**DATA EXTRACTS**.
---

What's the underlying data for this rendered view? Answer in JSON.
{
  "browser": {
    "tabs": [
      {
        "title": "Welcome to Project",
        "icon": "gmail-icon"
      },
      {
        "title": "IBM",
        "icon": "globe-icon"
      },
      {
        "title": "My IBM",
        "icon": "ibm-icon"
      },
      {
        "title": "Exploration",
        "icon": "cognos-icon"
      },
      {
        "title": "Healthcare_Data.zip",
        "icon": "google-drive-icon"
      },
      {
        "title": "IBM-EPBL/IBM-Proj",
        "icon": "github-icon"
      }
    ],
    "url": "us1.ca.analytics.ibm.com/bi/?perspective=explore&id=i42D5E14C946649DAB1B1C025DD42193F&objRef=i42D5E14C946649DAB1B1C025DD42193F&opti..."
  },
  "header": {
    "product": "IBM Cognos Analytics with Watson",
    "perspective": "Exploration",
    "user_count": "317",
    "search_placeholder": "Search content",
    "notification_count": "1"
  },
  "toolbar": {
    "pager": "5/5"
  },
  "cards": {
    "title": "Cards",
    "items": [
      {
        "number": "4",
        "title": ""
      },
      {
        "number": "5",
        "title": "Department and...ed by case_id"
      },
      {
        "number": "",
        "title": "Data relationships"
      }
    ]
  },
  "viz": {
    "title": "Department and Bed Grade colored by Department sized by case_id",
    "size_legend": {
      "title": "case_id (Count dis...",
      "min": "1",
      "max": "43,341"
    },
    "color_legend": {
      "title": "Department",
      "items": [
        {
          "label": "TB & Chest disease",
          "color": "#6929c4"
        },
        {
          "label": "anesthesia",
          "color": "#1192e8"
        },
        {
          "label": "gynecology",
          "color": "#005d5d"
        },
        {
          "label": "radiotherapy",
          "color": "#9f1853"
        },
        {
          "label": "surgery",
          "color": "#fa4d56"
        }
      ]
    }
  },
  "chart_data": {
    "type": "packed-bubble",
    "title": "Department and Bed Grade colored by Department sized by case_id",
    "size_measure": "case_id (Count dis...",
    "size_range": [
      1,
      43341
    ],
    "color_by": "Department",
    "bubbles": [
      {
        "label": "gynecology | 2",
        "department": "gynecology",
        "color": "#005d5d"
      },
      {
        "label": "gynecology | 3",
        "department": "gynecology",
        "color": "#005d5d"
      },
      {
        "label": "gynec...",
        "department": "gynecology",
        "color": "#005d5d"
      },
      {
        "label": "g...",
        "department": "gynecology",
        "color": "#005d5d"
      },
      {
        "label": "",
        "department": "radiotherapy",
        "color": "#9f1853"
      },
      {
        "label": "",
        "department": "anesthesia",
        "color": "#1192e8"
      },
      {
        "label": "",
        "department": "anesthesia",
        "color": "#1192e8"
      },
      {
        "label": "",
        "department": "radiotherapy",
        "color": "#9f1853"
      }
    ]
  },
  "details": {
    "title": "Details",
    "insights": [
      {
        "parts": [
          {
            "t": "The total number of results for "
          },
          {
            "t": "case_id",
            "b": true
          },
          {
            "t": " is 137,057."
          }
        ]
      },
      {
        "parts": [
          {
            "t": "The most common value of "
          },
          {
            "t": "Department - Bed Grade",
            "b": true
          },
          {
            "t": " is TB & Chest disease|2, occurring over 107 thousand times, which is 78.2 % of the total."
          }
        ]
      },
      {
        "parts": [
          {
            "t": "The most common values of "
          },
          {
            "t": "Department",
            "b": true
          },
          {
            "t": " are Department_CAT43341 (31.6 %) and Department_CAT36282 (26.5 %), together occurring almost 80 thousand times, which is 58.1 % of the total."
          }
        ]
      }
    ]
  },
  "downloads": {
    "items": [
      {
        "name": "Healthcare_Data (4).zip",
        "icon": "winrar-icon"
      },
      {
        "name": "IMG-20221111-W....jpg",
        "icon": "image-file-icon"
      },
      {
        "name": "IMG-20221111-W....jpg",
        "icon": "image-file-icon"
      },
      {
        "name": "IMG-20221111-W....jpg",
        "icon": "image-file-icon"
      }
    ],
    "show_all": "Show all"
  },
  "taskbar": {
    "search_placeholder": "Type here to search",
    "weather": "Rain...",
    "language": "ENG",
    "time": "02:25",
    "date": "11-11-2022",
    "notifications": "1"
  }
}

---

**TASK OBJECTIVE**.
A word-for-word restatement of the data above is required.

**YOUR RESPONSE**.
What's the underlying data for this rendered view? Answer in JSON.
{
  "browser": {
    "tabs": [
      {
        "title": "Welcome to Project",
        "icon": "gmail-icon"
      },
      {
        "title": "IBM",
        "icon": "globe-icon"
      },
      {
        "title": "My IBM",
        "icon": "ibm-icon"
      },
      {
        "title": "Exploration",
        "icon": "cognos-icon"
      },
      {
        "title": "Healthcare_Data.zip",
        "icon": "google-drive-icon"
      },
      {
        "title": "IBM-EPBL/IBM-Proj",
        "icon": "github-icon"
      }
    ],
    "url": "us1.ca.analytics.ibm.com/bi/?perspective=explore&id=i42D5E14C946649DAB1B1C025DD42193F&objRef=i42D5E14C946649DAB1B1C025DD42193F&opti..."
  },
  "header": {
    "product": "IBM Cognos Analytics with Watson",
    "perspective": "Exploration",
    "user_count": "317",
    "search_placeholder": "Search content",
    "notification_count": "1"
  },
  "toolbar": {
    "pager": "5/5"
  },
  "cards": {
    "title": "Cards",
    "items": [
      {
        "number": "4",
        "title": ""
      },
      {
        "number": "5",
        "title": "Department and...ed by case_id"
      },
      {
        "number": "",
        "title": "Data relationships"
      }
    ]
  },
  "viz": {
    "title": "Department and Bed Grade colored by Department sized by case_id",
    "size_legend": {
      "title": "case_id (Count dis...",
      "min": "1",
      "max": "43,341"
    },
    "color_legend": {
      "title": "Department",
      "items": [
        {
          "label": "TB & Chest disease",
          "color": "#6929c4"
        },
        {
          "label": "anesthesia",
          "color": "#1192e8"
        },
        {
          "label": "gynecology",
          "color": "#005d5d"
        },
        {
          "label": "radiotherapy",
          "color": "#9f1853"
        },
        {
          "label": "surgery",
          "color": "#fa4d56"
        }
      ]
    }
  },
  "chart_data": {
    "type": "packed-bubble",
    "title": "Department and Bed Grade colored by Department sized by case_id",
    "size_measure": "case_id (Count dis...",
    "size_range": [
      1,
      43341
    ],
    "color_by": "Department",
    "bubbles": [
      {
        "label": "gynecology | 2",
        "department": "gynecology",
        "color": "#005d5d"
      },
      {
        "label": "gynecology | 3",
        "department": "gynecology",
        "color": "#005d5d"
      },
      {
        "label": "gynec...",
        "department": "gynecology",
        "color": "#005d5d"
      },
      {
        "label": "g...",
        "department": "gynecology",
        "color": "#005d5d"
      },
      {
        "label": "",
        "department": "radiotherapy",
        "color": "#9f1853"
      },
      {
        "label": "",
        "department": "anesthesia",
        "color": "#1192e8"
      },
      {
        "label": "",
        "department": "anesthesia",
        "color": "#1192e8"
      },
      {
        "label": "",
        "department": "radiotherapy",
        "color": "#9f1853"
      }
    ]
  },
  "details": {
    "title": "Details",
    "insights": [
      {
        "parts": [
          {
            "t": "The total number of results for "
          },
          {
            "t": "case_id",
            "b": true
          },
          {
            "t": " is 137,057."
          }
        ]
      },
      {
        "parts": [
          {
            "t": "The most common value of "
          },
          {
            "t": "Department - Bed Grade",
            "b": true
          },
          {
            "t": " is TB & Chest disease|2, occurring over 107 thousand times, which is 78.2 % of the total."
          }
        ]
      },
      {
        "parts": [
          {
            "t": "The most common values of "
          },
          {
            "t": "Department",
            "b": true
          },
          {
            "t": " are Department_CAT43341 (31.6 %) and Department_CAT36282 (26.5 %), together occurring almost 80 thousand times, which is 58.1 % of the total."
          }
        ]
      }
    ]
  },
  "downloads": {
    "items": [
      {
        "name": "Healthcare_Data (4).zip",
        "icon": "winrar-icon"
      },
      {
        "name": "IMG-20221111-W....jpg",
        "icon": "image-file-icon"
      },
      {
        "name": "IMG-20221111-W....jpg",
        "icon": "image-file-icon"
      },
      {
        "name": "IMG-20221111-W....jpg",
        "icon": "image-file-icon"
      }
    ],
    "show_all": "Show all"
  },
  "taskbar": {
    "search_placeholder": "Type here to search",
    "weather": "Rain...",
    "language": "ENG",
    "time": "02:25",
    "date": "11-11-2022",
    "notifications": "1"
  }
}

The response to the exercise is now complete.